START Data shown

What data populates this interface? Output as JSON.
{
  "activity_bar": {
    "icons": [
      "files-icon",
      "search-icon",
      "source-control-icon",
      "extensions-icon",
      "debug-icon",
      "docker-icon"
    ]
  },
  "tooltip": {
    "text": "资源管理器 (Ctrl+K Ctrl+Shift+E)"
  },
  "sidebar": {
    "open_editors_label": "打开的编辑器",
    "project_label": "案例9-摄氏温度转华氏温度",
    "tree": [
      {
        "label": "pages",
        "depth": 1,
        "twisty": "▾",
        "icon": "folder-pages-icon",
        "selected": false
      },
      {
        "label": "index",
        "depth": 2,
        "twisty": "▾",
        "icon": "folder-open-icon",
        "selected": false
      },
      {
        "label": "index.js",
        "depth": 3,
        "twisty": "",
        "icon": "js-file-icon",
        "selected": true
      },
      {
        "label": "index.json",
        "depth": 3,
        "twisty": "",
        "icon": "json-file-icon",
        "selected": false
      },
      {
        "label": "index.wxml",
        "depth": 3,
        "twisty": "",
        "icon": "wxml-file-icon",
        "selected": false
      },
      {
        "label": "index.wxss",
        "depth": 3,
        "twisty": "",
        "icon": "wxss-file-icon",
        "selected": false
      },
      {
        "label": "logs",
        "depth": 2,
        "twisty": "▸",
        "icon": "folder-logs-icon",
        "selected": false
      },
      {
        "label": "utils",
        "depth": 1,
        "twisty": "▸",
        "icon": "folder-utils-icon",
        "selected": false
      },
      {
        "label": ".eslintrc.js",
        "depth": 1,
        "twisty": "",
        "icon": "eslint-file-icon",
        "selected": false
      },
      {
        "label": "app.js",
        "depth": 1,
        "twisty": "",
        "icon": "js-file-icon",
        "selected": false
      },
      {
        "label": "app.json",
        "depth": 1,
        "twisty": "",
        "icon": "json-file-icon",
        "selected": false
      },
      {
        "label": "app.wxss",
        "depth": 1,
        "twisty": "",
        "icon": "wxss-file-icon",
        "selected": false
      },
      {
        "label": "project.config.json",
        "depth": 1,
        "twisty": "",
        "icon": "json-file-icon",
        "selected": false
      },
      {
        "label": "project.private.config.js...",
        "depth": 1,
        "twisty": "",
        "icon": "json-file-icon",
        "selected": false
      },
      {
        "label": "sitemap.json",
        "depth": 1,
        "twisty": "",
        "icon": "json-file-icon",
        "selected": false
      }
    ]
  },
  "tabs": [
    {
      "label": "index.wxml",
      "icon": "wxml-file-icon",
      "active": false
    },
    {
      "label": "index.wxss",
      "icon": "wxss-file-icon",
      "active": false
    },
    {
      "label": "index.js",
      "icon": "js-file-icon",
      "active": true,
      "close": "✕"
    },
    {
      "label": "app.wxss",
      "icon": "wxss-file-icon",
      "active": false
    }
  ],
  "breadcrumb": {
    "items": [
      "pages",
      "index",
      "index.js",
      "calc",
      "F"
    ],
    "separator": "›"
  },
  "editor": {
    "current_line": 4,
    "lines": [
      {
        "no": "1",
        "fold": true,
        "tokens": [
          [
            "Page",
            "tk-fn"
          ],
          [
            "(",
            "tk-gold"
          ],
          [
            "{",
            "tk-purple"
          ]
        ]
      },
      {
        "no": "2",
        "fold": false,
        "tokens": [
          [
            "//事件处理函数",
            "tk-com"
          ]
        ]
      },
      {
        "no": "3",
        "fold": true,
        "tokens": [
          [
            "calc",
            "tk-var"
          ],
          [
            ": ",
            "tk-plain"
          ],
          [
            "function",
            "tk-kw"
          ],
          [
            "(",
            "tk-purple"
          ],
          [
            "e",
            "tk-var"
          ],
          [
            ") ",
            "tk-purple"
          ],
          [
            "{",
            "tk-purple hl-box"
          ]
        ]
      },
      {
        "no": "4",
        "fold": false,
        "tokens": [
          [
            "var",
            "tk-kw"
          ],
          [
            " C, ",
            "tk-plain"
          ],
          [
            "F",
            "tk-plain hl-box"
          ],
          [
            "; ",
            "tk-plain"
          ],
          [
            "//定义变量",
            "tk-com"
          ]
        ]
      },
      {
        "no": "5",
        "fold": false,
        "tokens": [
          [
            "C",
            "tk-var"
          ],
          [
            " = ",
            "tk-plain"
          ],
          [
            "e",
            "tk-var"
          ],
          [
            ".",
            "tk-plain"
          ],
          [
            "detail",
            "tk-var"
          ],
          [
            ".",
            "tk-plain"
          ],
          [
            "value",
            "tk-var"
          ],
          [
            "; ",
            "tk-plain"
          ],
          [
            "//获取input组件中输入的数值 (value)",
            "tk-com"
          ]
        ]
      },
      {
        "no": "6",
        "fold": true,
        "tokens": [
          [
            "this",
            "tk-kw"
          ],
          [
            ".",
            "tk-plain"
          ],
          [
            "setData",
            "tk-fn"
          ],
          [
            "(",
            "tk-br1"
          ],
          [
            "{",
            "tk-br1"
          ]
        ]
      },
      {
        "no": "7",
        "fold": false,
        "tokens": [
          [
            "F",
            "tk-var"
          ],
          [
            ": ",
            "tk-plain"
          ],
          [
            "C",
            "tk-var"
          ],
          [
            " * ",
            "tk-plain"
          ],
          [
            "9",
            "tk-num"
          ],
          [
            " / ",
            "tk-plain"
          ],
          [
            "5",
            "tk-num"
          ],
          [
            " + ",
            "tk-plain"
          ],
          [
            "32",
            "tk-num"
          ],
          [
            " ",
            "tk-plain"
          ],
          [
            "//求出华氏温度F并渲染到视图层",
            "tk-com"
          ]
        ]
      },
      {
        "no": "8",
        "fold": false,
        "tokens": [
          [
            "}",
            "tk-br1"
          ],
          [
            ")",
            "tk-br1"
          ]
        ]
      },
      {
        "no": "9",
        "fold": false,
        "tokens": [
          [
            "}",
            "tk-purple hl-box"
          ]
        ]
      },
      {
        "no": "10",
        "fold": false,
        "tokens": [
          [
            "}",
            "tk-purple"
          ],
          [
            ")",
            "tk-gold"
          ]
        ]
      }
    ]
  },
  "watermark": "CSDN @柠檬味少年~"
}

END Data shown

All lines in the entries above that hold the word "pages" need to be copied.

        "label": "pages",
        "icon": "folder-pages-icon",
      "pages",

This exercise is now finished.